Show every line of the data that contains the string "maken".

[Start of Attachment]

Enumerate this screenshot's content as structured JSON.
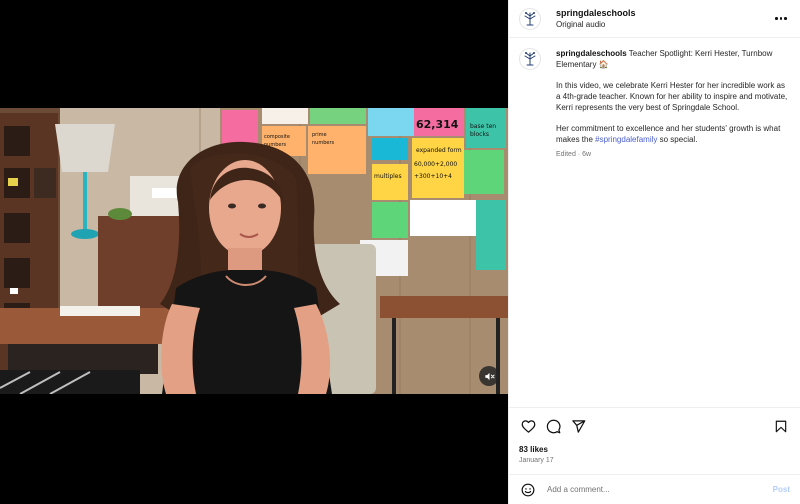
{
  "post": {
    "username": "springdaleschools",
    "audio": "Original audio",
    "caption_title": "Teacher Spotlight: Kerri Hester, Turnbow Elementary 🏠",
    "caption_p1": "In this video, we celebrate Kerri Hester for her incredible work as a 4th-grade teacher. Known for her ability to inspire and motivate, Kerri represents the very best of Springdale School.",
    "caption_p2_before": "Her commitment to excellence and her students' growth is what makes the ",
    "hashtag": "#springdalefamily",
    "caption_p2_after": " so special.",
    "edited": "Edited · 6w",
    "likes": "83 likes",
    "date": "January 17"
  },
  "comment": {
    "placeholder": "Add a comment...",
    "post_label": "Post"
  },
  "icons": {
    "more": "more-options-icon",
    "mute": "speaker-muted-icon",
    "like": "heart-icon",
    "comment": "comment-icon",
    "share": "share-icon",
    "save": "bookmark-icon",
    "emoji": "emoji-icon"
  },
  "colors": {
    "link": "#4a5fd0",
    "post_button": "#b3cdfa",
    "muted_text": "#737373"
  },
  "video": {
    "classroom_chart_labels": [
      "62,314",
      "expanded form",
      "60,000+2,000+300+10+4",
      "multiples",
      "composite numbers",
      "prime numbers",
      "base ten blocks"
    ]
  }
}
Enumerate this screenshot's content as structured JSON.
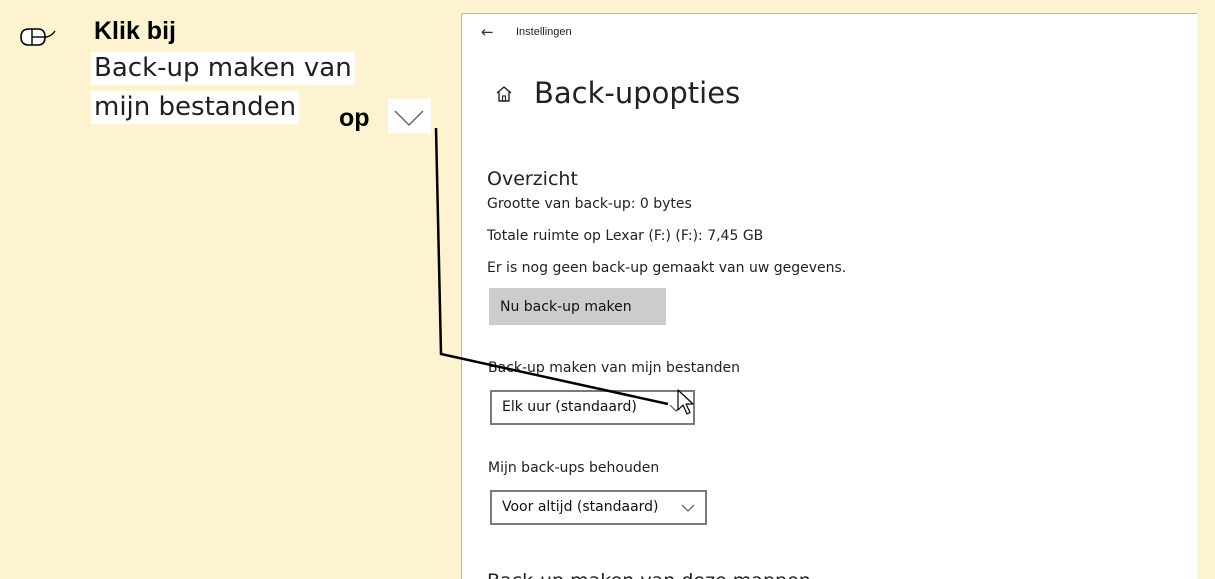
{
  "tutorial": {
    "instruction_bold": "Klik bij",
    "highlight_line1": "Back-up maken van",
    "highlight_line2": "mijn bestanden",
    "op_word": "op",
    "icons": [
      "mouse-icon",
      "chevron-down-icon"
    ]
  },
  "window": {
    "back_icon": "back-arrow-icon",
    "title": "Instellingen"
  },
  "page": {
    "home_icon": "home-icon",
    "title": "Back-upopties"
  },
  "overview": {
    "heading": "Overzicht",
    "backup_size": "Grootte van back-up: 0 bytes",
    "total_space": "Totale ruimte op Lexar (F:) (F:): 7,45 GB",
    "no_backup": "Er is nog geen back-up gemaakt van uw gegevens.",
    "backup_now_button": "Nu back-up maken"
  },
  "frequency": {
    "label": "Back-up maken van mijn bestanden",
    "selected": "Elk uur (standaard)"
  },
  "retention": {
    "label": "Mijn back-ups behouden",
    "selected": "Voor altijd (standaard)"
  },
  "folders": {
    "heading": "Back-up maken van deze mappen"
  },
  "colors": {
    "tutorial_background": "#fdf3d0",
    "button_gray": "#cccccc",
    "dropdown_border": "#7a7a7a"
  }
}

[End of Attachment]

[RESULT]:
    "highlight_line1": "Back-up maken van",
    "backup_now_button": "Nu back-up maken"
    "label": "Back-up maken van mijn bestanden",
    "heading": "Back-up maken van deze mappen"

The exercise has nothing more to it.